As many states continue to push legalized gambling, lottery remains one of the most popular forms of it. People buy tickets for a chance to win a prize that could be as low as $1 or as high as millions of dollars. While winning the lottery is a great way to make money, there are some important things to keep in mind before you buy your tickets.

Lotteries have a long history in human society. The casting of lots has been used to determine fates, distribute property, and even give away slaves. The modern state-run lottery is a relatively recent invention, with the first American ones being introduced in 1964. State lotteries are regulated by law to ensure that they operate fairly and aren’t exploiting the public. While many state governments don’t directly manage the lotteries, they do have a role to play in promoting them and overseeing the operations.

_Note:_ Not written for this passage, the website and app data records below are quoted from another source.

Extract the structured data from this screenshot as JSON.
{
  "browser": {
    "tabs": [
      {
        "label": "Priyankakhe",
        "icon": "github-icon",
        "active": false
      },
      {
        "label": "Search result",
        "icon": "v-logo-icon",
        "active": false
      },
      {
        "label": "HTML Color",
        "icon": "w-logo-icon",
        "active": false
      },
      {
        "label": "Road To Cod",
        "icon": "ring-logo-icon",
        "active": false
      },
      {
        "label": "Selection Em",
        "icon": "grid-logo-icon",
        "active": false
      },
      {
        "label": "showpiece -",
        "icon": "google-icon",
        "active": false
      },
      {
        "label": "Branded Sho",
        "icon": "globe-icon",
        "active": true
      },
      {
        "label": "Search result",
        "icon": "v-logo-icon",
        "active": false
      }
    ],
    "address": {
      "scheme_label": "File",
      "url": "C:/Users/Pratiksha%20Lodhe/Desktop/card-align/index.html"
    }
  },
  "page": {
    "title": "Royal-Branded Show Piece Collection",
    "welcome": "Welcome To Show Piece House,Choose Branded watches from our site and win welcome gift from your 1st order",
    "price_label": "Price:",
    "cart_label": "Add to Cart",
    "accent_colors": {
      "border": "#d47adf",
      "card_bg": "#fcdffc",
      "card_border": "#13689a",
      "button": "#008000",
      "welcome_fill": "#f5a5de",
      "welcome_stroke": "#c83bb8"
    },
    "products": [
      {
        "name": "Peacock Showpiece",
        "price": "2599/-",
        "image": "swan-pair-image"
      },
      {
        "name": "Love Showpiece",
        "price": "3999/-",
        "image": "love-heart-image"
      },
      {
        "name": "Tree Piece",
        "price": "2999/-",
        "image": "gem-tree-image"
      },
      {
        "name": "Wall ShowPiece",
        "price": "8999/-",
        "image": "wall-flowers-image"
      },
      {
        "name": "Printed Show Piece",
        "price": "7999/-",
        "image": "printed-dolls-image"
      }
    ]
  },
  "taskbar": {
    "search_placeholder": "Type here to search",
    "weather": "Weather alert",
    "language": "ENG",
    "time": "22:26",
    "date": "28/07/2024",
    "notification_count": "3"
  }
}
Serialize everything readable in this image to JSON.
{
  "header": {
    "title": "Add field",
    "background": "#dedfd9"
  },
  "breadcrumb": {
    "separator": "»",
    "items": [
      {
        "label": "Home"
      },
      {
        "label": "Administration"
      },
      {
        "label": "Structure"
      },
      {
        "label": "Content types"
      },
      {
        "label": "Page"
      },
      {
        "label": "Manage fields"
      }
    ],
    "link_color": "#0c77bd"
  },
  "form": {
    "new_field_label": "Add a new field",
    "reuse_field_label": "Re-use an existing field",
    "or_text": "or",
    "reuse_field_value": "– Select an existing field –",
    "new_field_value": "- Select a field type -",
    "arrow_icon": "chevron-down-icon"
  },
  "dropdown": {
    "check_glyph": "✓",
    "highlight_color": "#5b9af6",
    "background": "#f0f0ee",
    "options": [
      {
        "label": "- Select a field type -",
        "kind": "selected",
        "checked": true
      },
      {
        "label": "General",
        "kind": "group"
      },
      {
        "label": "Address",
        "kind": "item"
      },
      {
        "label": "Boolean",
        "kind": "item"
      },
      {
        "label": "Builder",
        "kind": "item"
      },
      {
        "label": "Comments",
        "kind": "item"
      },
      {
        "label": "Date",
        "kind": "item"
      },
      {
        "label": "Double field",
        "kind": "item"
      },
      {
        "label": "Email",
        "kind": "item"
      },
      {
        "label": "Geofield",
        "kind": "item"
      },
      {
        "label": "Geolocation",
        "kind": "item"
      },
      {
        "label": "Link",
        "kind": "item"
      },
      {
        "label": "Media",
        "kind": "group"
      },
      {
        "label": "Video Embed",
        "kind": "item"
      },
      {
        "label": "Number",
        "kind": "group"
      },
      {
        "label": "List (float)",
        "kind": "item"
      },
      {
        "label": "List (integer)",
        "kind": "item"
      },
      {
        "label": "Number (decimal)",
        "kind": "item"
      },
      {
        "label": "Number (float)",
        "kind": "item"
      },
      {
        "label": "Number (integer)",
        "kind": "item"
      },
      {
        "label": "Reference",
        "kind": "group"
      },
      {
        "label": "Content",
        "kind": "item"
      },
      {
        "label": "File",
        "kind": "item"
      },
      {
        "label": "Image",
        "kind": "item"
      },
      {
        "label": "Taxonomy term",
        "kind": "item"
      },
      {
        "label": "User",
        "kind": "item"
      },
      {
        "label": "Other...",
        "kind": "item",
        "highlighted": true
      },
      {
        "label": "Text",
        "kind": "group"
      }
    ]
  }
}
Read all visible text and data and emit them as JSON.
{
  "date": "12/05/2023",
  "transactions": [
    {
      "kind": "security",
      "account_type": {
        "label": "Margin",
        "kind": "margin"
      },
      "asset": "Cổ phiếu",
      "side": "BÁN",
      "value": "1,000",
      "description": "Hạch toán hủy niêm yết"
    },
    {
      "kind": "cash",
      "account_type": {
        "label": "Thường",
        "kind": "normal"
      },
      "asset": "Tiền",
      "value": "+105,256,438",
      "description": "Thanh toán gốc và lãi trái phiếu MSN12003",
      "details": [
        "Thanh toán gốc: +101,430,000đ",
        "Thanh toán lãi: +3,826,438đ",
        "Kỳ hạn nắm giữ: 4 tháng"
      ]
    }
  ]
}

The most basic reason people play the lottery is that they enjoy gambling. This explains why so many people buy tickets for a chance to win big prizes, despite the fact that the odds of winning are very slim. The fact that the jackpots can be huge is an added incentive. In addition, many people think of the lottery as a meritocratic system that allows everyone to be rich if they work hard enough. In an era of inequality and limited social mobility, the lottery has become a symbol of potential wealth.

A large portion of the money that isn’t won by players goes back to the participating state, where it can be used to enhance state infrastructure or for a variety of other purposes. Some of these include funding support centers and groups for gambling addiction and recovery, supporting local sports teams, or simply improving the general fund to help address budget shortfalls. It is important to remember that while the state does benefit from lottery revenues, these are only a small fraction of the overall state’s revenue.

While there are some controversies about how much of the money is spent on advertising, the truth is that most of the proceeds go to good causes. This is especially true when it comes to state-run lotteries. Unlike private casinos, which are generally required to set aside a percentage of their profits for charity, state-run lotteries have the power to direct all of their revenues to charitable causes.

Lottery games are often marketed as a fun activity for all, but the reality is that they’re not very family-friendly and are incredibly addictive. Many people have a difficult time quitting their habits, especially when the jackpots are huge. In order to maintain their popularity, the lotteries must introduce new games to lure in customers and re-enforce old habits. This has produced a number of problems, including the fact that revenue growth from traditional games tends to plateau and decline. To combat this, companies are introducing innovative new games that are meant to be more interactive and entertaining.